Uganda health insurance
Community Health Insurance (CHI) schemes are owned and managed by the hospitals that were established during the late 90’s. Few people are covered by the Community Health Insurance (CHI) as hospitals cannot afford the costs, especially after the Department for International Development (DFID) withdrew much of its financial support in 2002.
Travelers should get vaccinated against yellow fever, hepatitis A, hepatitis B, typhoid, rabies, tetanus-diphtheria, mumps, measles, rubella, and meningococcus. In addition, malaria is prevalent, so visitors need to carry anti-malarial medicine, sleep in bed nets, and use insect repellent. UK health authorities have classified Uganda as having a risk of Zika virus transmission. Always bring adequate supplies of personal prescription medicine and a doctor’s note for these prescriptions. It is also recommended that travelers bring diarrhea medicine, as diarrhea is a common ailment of travelers in this part of the world. Petty and violent crime also occur in Uganda, and terrorist attacks are likely to be carried out here. Therefore, it's important to remain vigilant particularly in crowded areas and public places.
Protect yourself with private health insurance
Traveling to Uganda carries multiple health risks. Here, the quality of the healthcare facilities are also a far cry from hospitals back at home. That's why you should protect yourself with international healthcare insurance.
We would also recommend an insurance plan that covers your repatriation costs. If you are injured, you may want to receive the best care for your condition outside of the country. In most cases, the cost to transfer you back home can be incredibly steep!
Pacific Prime has over two decades of experience as brokers in the insurance industry. We are committed to finding the perfect health insurance plan to suit your budget and needs.

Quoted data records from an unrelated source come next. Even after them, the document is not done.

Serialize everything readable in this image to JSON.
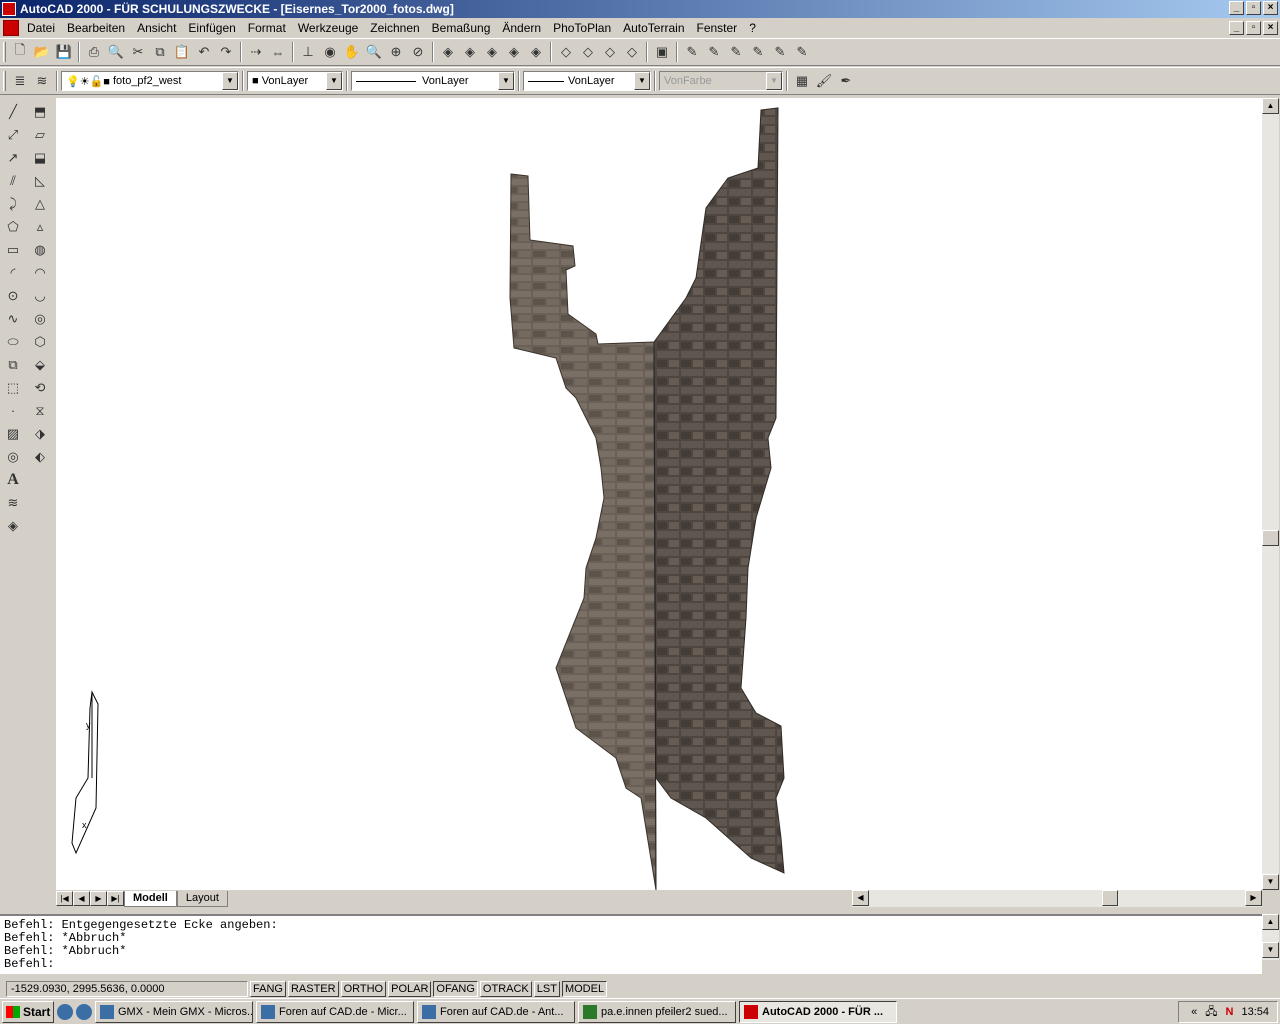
{
  "window": {
    "title": "AutoCAD 2000 - FÜR SCHULUNGSZWECKE - [Eisernes_Tor2000_fotos.dwg]"
  },
  "menu": [
    "Datei",
    "Bearbeiten",
    "Ansicht",
    "Einfügen",
    "Format",
    "Werkzeuge",
    "Zeichnen",
    "Bemaßung",
    "Ändern",
    "PhoToPlan",
    "AutoTerrain",
    "Fenster",
    "?"
  ],
  "props": {
    "layer": "foto_pf2_west",
    "color": "VonLayer",
    "linetype": "VonLayer",
    "lineweight": "VonLayer",
    "plotstyle": "VonFarbe"
  },
  "tabs": {
    "model": "Modell",
    "layout": "Layout"
  },
  "command": {
    "lines": [
      "Befehl: Entgegengesetzte Ecke angeben:",
      "Befehl: *Abbruch*",
      "Befehl: *Abbruch*"
    ],
    "prompt": "Befehl:"
  },
  "status": {
    "coords": "-1529.0930, 2995.5636, 0.0000",
    "buttons": [
      "FANG",
      "RASTER",
      "ORTHO",
      "POLAR",
      "OFANG",
      "OTRACK",
      "LST",
      "MODEL"
    ]
  },
  "taskbar": {
    "start": "Start",
    "tasks": [
      "GMX - Mein GMX - Micros...",
      "Foren auf CAD.de - Micr...",
      "Foren auf CAD.de - Ant...",
      "pa.e.innen pfeiler2 sued...",
      "AutoCAD 2000 - FÜR ..."
    ],
    "clock": "13:54"
  },
  "colors": {
    "title_start": "#0a246a",
    "title_end": "#a6caf0",
    "wall_dark": "#4e4640",
    "wall_mid": "#6e645a"
  }
}
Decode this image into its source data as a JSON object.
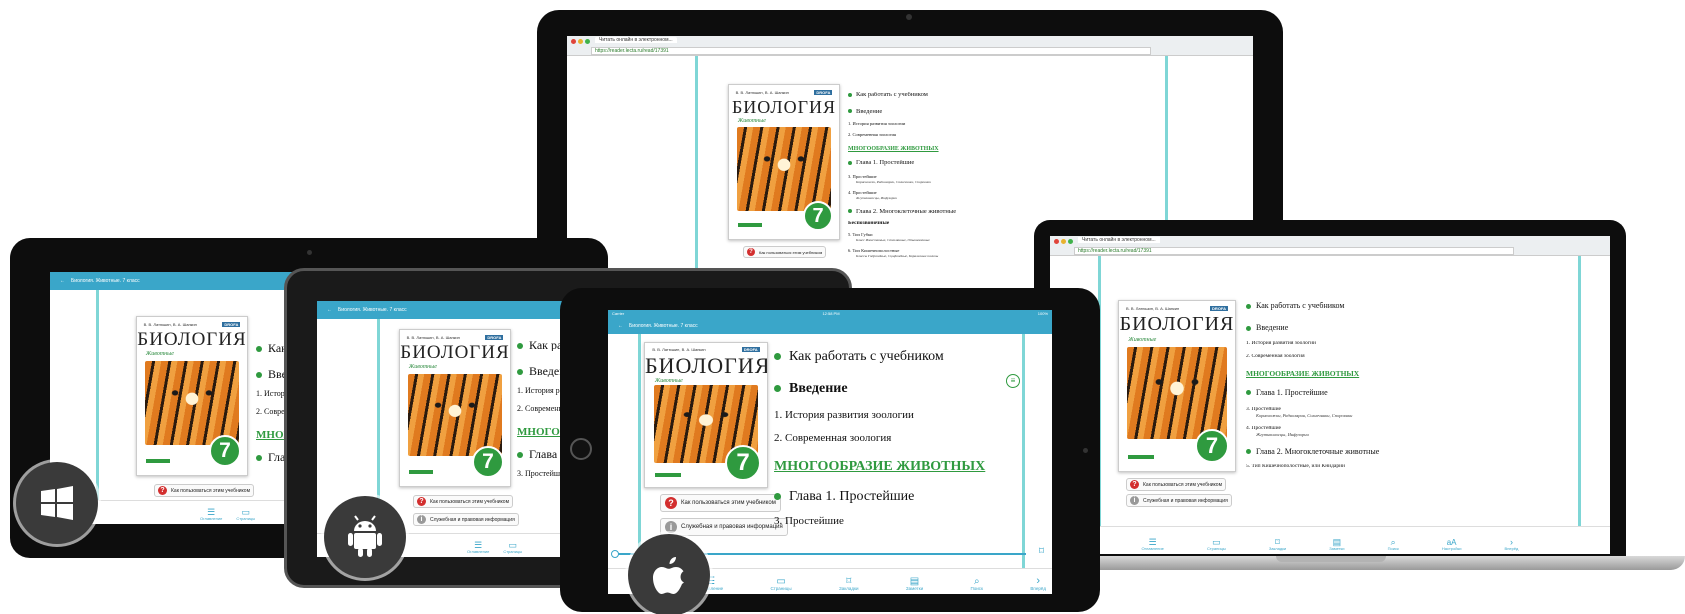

Most importantly, our highly-trained experts provide free quotations, leverage our close partnerships with all major insurers, and have an extensive portfolio that consists of all the best plans. Contact us today so we can help!